The Biden administration cut Egyptian military aid by 10 percent, as a protest against "human rights concerns" including the prison conditions. Is that meaningful?
Not really. I don't think it makes a big difference, no.
From here in Istanbul, how do you see the Sisi regime and its hold on power?
I think it is important for people to realize that the Sisi regime is very fragile. This is a symptom of all regimes in the region: Iraq, Syria, Lebanon. All the regimes right now are very fragile. It is sort of boiling, like nothing is stable or rigid or firm around them.
How does Turkey fit with that, as a country that has a more liberal-democratic culture than others, but also has its problems?
Here in Turkey, there is the advantage of democratic structures, set up from above perhaps, and the reforms of Atatürk. This seems to have benefited Turkey a lot. The municipalities have a role, they have a function. In Arab countries, it isn't like this. Here there is democracy at the local, municipal and regional level. The system that is here is working; good or bad, at least there is a system, and it is a functioning system. Transportation, rubbish collection—these basic services exist, and you can't compare that to elsewhere. In Egypt, the transport system, the traffic, is a nightmare. Lebanon had its protests over rubbish collection. Turkey has these basics in place.
On the other hand, for Arabs right now there is a lot of media hostility in Turkey. I don't know what can be done other than talking about the issue, learning more Turkish, engaging more. This is the politics for me here. This is my cause.
You work for a Turkish company, and being Arab and speaking Arabic is a big part of that work. It seems you are building a life here that shows the value of integration.
I hope they see it that way! [laughs] I actually see it that way.
You worked a lot with Western media in Egypt as a fixer. What was the support for you like from those news organizations, especially afterwards?
People did what they could, but there hasn't been much. It didn't have a lot of impact on my life, but I didn't really ask people for support either. During the revolution in Egypt, some reporters were very understanding and open-minded—they were receptive to us, they observed what was happening, they shared bylines. Others had their own stories already written in their mind. They came for a quick assignment. One week they are there, file five stories, and then they go back.
How do you see Egypt in 10 years? How do you want to see it?
Something different to this.
And for yourself, in Turkey?
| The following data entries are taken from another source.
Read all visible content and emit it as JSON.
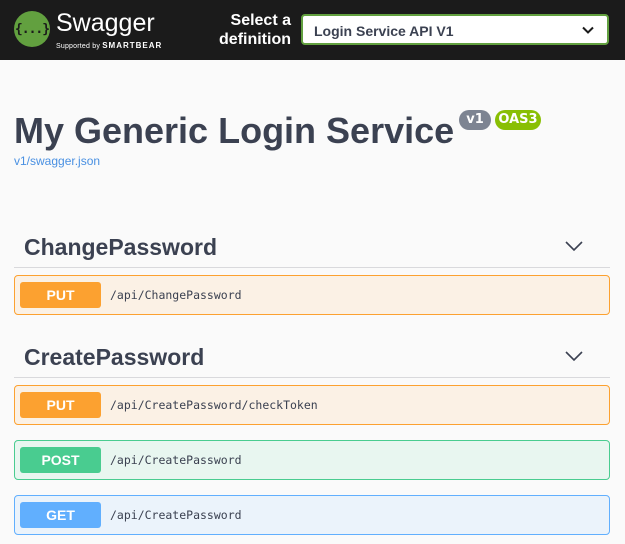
{
  "topbar": {
    "logo_glyph": "{...}",
    "brand": "Swagger",
    "brand_sub_prefix": "Supported by",
    "brand_sub_name": "SMARTBEAR",
    "select_label": "Select a definition",
    "definition_value": "Login Service API V1"
  },
  "info": {
    "title": "My Generic Login Service",
    "version_badge": "v1",
    "oas_badge": "OAS3",
    "spec_url": "v1/swagger.json"
  },
  "tags": [
    {
      "name": "ChangePassword",
      "operations": [
        {
          "method": "PUT",
          "path": "/api/ChangePassword"
        }
      ]
    },
    {
      "name": "CreatePassword",
      "operations": [
        {
          "method": "PUT",
          "path": "/api/CreatePassword/checkToken"
        },
        {
          "method": "POST",
          "path": "/api/CreatePassword"
        },
        {
          "method": "GET",
          "path": "/api/CreatePassword"
        }
      ]
    }
  ],
  "colors": {
    "put": "#fca130",
    "post": "#49cc90",
    "get": "#61affe",
    "topbar": "#1b1b1b",
    "accent": "#62a03f"
  },
  "icons": {
    "logo": "swagger-logo-icon",
    "select_chevron": "chevron-down-icon",
    "section_toggle": "chevron-down-icon"
  }
}
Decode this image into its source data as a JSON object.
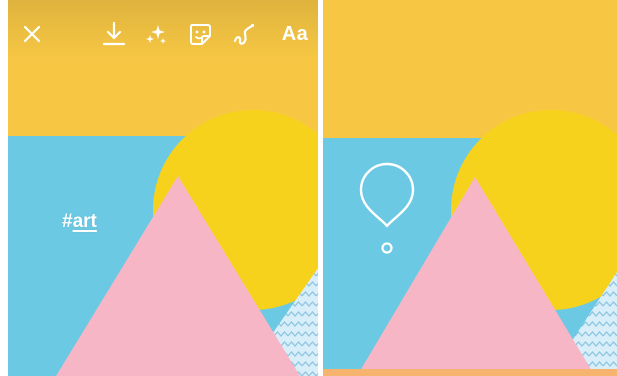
{
  "colors": {
    "yellow_top": "#f7c744",
    "cyan": "#6cc9e3",
    "yellow_circle": "#f7d21c",
    "pink": "#f6b6c6",
    "zigzag_bg": "#d8eef8",
    "zigzag_line": "#8ec6e2",
    "peach_strip": "#f6b46e",
    "white": "#ffffff"
  },
  "toolbar": {
    "close_icon": "close-icon",
    "download_icon": "download-icon",
    "effects_icon": "sparkles-icon",
    "sticker_icon": "sticker-icon",
    "draw_icon": "draw-icon",
    "text_tool_label": "Aa"
  },
  "left_story": {
    "hashtag_text": "#art",
    "hashtag_prefix": "#",
    "hashtag_word": "art"
  },
  "right_story": {
    "location_pin_icon": "map-pin-outline-icon",
    "pin_dot_icon": "circle-outline-icon"
  }
}
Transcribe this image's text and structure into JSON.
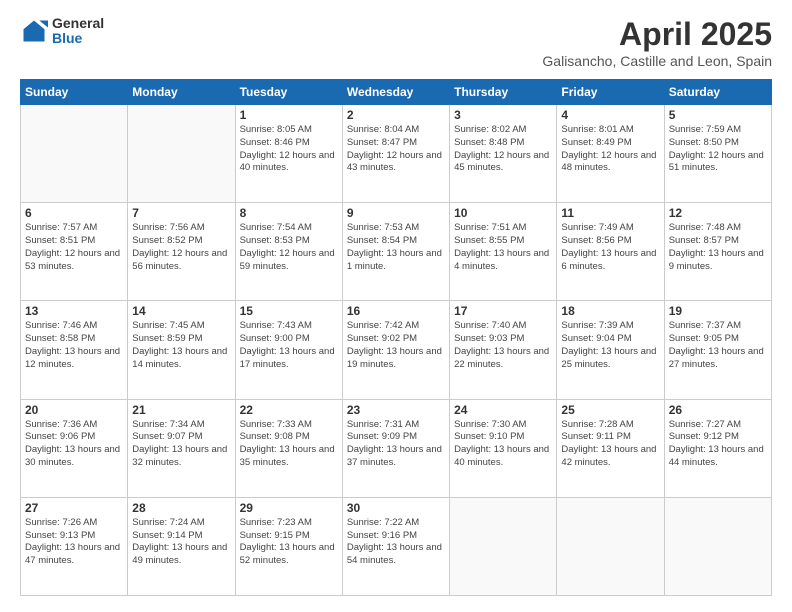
{
  "logo": {
    "general": "General",
    "blue": "Blue"
  },
  "title": "April 2025",
  "subtitle": "Galisancho, Castille and Leon, Spain",
  "headers": [
    "Sunday",
    "Monday",
    "Tuesday",
    "Wednesday",
    "Thursday",
    "Friday",
    "Saturday"
  ],
  "weeks": [
    [
      {
        "day": "",
        "info": ""
      },
      {
        "day": "",
        "info": ""
      },
      {
        "day": "1",
        "info": "Sunrise: 8:05 AM\nSunset: 8:46 PM\nDaylight: 12 hours and 40 minutes."
      },
      {
        "day": "2",
        "info": "Sunrise: 8:04 AM\nSunset: 8:47 PM\nDaylight: 12 hours and 43 minutes."
      },
      {
        "day": "3",
        "info": "Sunrise: 8:02 AM\nSunset: 8:48 PM\nDaylight: 12 hours and 45 minutes."
      },
      {
        "day": "4",
        "info": "Sunrise: 8:01 AM\nSunset: 8:49 PM\nDaylight: 12 hours and 48 minutes."
      },
      {
        "day": "5",
        "info": "Sunrise: 7:59 AM\nSunset: 8:50 PM\nDaylight: 12 hours and 51 minutes."
      }
    ],
    [
      {
        "day": "6",
        "info": "Sunrise: 7:57 AM\nSunset: 8:51 PM\nDaylight: 12 hours and 53 minutes."
      },
      {
        "day": "7",
        "info": "Sunrise: 7:56 AM\nSunset: 8:52 PM\nDaylight: 12 hours and 56 minutes."
      },
      {
        "day": "8",
        "info": "Sunrise: 7:54 AM\nSunset: 8:53 PM\nDaylight: 12 hours and 59 minutes."
      },
      {
        "day": "9",
        "info": "Sunrise: 7:53 AM\nSunset: 8:54 PM\nDaylight: 13 hours and 1 minute."
      },
      {
        "day": "10",
        "info": "Sunrise: 7:51 AM\nSunset: 8:55 PM\nDaylight: 13 hours and 4 minutes."
      },
      {
        "day": "11",
        "info": "Sunrise: 7:49 AM\nSunset: 8:56 PM\nDaylight: 13 hours and 6 minutes."
      },
      {
        "day": "12",
        "info": "Sunrise: 7:48 AM\nSunset: 8:57 PM\nDaylight: 13 hours and 9 minutes."
      }
    ],
    [
      {
        "day": "13",
        "info": "Sunrise: 7:46 AM\nSunset: 8:58 PM\nDaylight: 13 hours and 12 minutes."
      },
      {
        "day": "14",
        "info": "Sunrise: 7:45 AM\nSunset: 8:59 PM\nDaylight: 13 hours and 14 minutes."
      },
      {
        "day": "15",
        "info": "Sunrise: 7:43 AM\nSunset: 9:00 PM\nDaylight: 13 hours and 17 minutes."
      },
      {
        "day": "16",
        "info": "Sunrise: 7:42 AM\nSunset: 9:02 PM\nDaylight: 13 hours and 19 minutes."
      },
      {
        "day": "17",
        "info": "Sunrise: 7:40 AM\nSunset: 9:03 PM\nDaylight: 13 hours and 22 minutes."
      },
      {
        "day": "18",
        "info": "Sunrise: 7:39 AM\nSunset: 9:04 PM\nDaylight: 13 hours and 25 minutes."
      },
      {
        "day": "19",
        "info": "Sunrise: 7:37 AM\nSunset: 9:05 PM\nDaylight: 13 hours and 27 minutes."
      }
    ],
    [
      {
        "day": "20",
        "info": "Sunrise: 7:36 AM\nSunset: 9:06 PM\nDaylight: 13 hours and 30 minutes."
      },
      {
        "day": "21",
        "info": "Sunrise: 7:34 AM\nSunset: 9:07 PM\nDaylight: 13 hours and 32 minutes."
      },
      {
        "day": "22",
        "info": "Sunrise: 7:33 AM\nSunset: 9:08 PM\nDaylight: 13 hours and 35 minutes."
      },
      {
        "day": "23",
        "info": "Sunrise: 7:31 AM\nSunset: 9:09 PM\nDaylight: 13 hours and 37 minutes."
      },
      {
        "day": "24",
        "info": "Sunrise: 7:30 AM\nSunset: 9:10 PM\nDaylight: 13 hours and 40 minutes."
      },
      {
        "day": "25",
        "info": "Sunrise: 7:28 AM\nSunset: 9:11 PM\nDaylight: 13 hours and 42 minutes."
      },
      {
        "day": "26",
        "info": "Sunrise: 7:27 AM\nSunset: 9:12 PM\nDaylight: 13 hours and 44 minutes."
      }
    ],
    [
      {
        "day": "27",
        "info": "Sunrise: 7:26 AM\nSunset: 9:13 PM\nDaylight: 13 hours and 47 minutes."
      },
      {
        "day": "28",
        "info": "Sunrise: 7:24 AM\nSunset: 9:14 PM\nDaylight: 13 hours and 49 minutes."
      },
      {
        "day": "29",
        "info": "Sunrise: 7:23 AM\nSunset: 9:15 PM\nDaylight: 13 hours and 52 minutes."
      },
      {
        "day": "30",
        "info": "Sunrise: 7:22 AM\nSunset: 9:16 PM\nDaylight: 13 hours and 54 minutes."
      },
      {
        "day": "",
        "info": ""
      },
      {
        "day": "",
        "info": ""
      },
      {
        "day": "",
        "info": ""
      }
    ]
  ]
}
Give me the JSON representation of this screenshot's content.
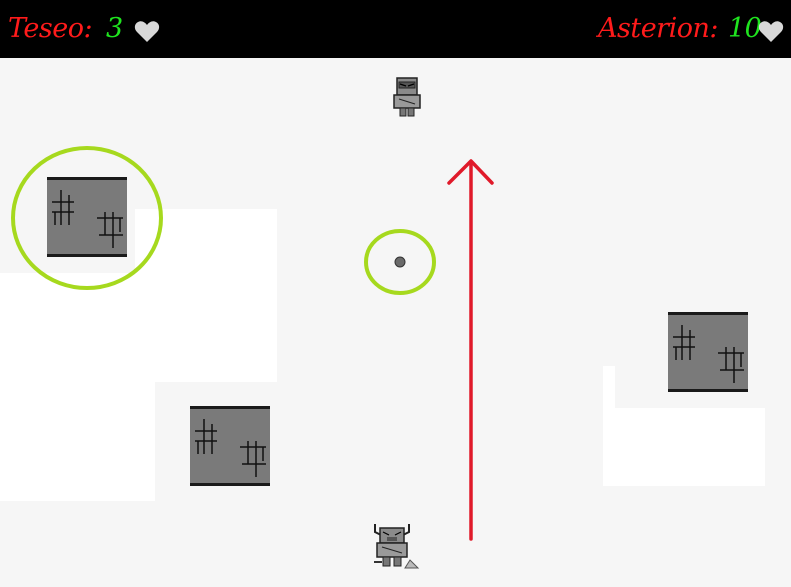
{
  "hud": {
    "player1": {
      "name": "Teseo:",
      "lives": "3",
      "icon": "heart-icon"
    },
    "player2": {
      "name": "Asterion:",
      "lives": "10",
      "icon": "heart-icon"
    }
  },
  "colors": {
    "name": "#ff1b1b",
    "lives": "#1fe41f",
    "hud_background": "#000000",
    "field": "#f6f6f6",
    "highlight_ring": "#a6d91e",
    "arrow": "#e01a2a",
    "wall": "#7a7a7a"
  },
  "sprites": {
    "enemy": "robot-enemy-icon",
    "player": "horned-minotaur-icon",
    "projectile": "ball-icon"
  }
}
I want to run for local office in my neighborhood here. If I get Turkish citizenship, then I'll do it for sure. I'll run for local elections. It's a conservative area, but every neighborhood here is different. It's very diverse.
How do you feel about the revolution in Egypt and your role in it? Are you happy with your decisions?
Mostly yes, I am happy. My part wasn't that big though. Revolution is a numbers game, and I was a drop in the ocean. I wasn't that effective or in some ways affected. But I'm OK with my choices. I have no regrets.